Copy all lines containing the string "labels" from the records below.

=== PROVIDED RECORDS ===
--- START ---

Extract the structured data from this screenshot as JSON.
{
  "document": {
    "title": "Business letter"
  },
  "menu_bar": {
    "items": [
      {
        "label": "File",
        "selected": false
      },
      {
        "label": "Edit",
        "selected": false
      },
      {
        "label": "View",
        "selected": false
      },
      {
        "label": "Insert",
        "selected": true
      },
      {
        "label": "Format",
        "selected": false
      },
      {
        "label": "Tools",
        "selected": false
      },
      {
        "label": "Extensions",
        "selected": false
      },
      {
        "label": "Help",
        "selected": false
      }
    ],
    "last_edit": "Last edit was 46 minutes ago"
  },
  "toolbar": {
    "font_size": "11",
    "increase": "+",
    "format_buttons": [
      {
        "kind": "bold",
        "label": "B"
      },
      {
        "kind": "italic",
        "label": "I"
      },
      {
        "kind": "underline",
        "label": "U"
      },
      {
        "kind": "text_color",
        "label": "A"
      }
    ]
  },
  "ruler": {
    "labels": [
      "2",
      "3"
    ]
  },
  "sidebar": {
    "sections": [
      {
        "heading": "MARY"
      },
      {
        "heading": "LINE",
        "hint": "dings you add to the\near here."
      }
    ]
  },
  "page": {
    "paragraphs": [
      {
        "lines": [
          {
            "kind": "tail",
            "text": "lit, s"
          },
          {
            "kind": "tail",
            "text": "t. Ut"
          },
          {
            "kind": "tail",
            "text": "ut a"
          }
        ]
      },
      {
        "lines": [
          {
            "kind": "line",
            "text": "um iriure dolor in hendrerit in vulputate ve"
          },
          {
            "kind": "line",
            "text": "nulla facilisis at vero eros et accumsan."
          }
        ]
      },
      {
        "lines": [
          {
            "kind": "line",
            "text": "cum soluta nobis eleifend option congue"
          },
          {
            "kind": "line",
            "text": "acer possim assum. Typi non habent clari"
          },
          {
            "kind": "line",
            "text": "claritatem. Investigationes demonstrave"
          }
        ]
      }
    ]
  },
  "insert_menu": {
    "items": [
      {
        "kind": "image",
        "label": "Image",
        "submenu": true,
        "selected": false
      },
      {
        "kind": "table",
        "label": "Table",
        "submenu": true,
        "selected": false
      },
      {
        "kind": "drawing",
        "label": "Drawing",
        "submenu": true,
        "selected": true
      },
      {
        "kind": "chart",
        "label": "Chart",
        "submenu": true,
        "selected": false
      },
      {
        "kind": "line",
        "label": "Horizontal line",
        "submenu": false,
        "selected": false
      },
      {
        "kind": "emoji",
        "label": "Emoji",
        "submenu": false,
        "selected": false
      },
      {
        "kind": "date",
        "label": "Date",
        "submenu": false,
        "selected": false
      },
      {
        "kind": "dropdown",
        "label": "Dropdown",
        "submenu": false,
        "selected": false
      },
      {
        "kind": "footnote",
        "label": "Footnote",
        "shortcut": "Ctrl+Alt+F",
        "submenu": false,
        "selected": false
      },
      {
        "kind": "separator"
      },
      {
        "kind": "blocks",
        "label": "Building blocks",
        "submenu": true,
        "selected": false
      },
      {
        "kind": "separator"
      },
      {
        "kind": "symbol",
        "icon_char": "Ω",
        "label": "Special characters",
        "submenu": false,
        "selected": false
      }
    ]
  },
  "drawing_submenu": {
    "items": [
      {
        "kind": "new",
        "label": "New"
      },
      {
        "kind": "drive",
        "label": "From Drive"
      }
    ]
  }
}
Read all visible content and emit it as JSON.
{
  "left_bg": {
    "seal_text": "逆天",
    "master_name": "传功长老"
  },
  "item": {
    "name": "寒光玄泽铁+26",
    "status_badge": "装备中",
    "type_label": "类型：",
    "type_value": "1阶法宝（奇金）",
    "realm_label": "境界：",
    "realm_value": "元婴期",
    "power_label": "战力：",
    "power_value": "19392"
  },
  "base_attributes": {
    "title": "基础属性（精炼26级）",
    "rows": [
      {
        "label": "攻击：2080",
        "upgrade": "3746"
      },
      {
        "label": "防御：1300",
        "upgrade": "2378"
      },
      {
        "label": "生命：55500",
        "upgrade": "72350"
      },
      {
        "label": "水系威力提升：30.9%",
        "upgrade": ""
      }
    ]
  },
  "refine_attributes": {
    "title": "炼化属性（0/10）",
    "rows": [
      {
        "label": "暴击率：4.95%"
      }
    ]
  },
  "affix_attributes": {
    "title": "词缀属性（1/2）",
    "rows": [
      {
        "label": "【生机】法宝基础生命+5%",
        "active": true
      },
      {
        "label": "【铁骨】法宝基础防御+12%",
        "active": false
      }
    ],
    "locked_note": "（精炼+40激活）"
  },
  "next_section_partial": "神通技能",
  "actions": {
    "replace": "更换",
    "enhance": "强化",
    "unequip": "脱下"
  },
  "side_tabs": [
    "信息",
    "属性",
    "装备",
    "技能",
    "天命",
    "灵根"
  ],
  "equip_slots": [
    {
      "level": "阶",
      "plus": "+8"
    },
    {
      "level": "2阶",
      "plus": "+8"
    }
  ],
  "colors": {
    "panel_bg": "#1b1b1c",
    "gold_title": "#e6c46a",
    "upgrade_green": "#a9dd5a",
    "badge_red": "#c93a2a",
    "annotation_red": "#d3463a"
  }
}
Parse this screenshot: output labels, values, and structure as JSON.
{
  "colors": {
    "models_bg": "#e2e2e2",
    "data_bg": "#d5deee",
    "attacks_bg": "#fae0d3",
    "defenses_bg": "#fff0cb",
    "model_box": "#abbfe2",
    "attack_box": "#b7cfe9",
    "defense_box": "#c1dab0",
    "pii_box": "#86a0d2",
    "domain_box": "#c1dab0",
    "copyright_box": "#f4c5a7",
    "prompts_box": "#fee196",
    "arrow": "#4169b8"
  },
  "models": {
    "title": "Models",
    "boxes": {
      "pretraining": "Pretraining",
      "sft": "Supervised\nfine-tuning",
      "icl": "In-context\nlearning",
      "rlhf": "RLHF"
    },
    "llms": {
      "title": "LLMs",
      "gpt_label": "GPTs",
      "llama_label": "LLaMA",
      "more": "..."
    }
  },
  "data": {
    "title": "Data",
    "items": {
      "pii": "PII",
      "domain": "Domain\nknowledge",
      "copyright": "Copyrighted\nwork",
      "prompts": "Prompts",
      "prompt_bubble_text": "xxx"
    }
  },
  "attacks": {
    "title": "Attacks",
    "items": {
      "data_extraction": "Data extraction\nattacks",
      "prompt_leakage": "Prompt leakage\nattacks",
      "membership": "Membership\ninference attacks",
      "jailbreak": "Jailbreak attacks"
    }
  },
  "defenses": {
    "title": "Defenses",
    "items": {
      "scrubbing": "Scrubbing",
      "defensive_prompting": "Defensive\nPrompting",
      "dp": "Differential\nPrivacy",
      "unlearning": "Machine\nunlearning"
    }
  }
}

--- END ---

=== SOLUTION ===
    "labels": [
Parse this screenshot: output labels, values, and structure as JSON.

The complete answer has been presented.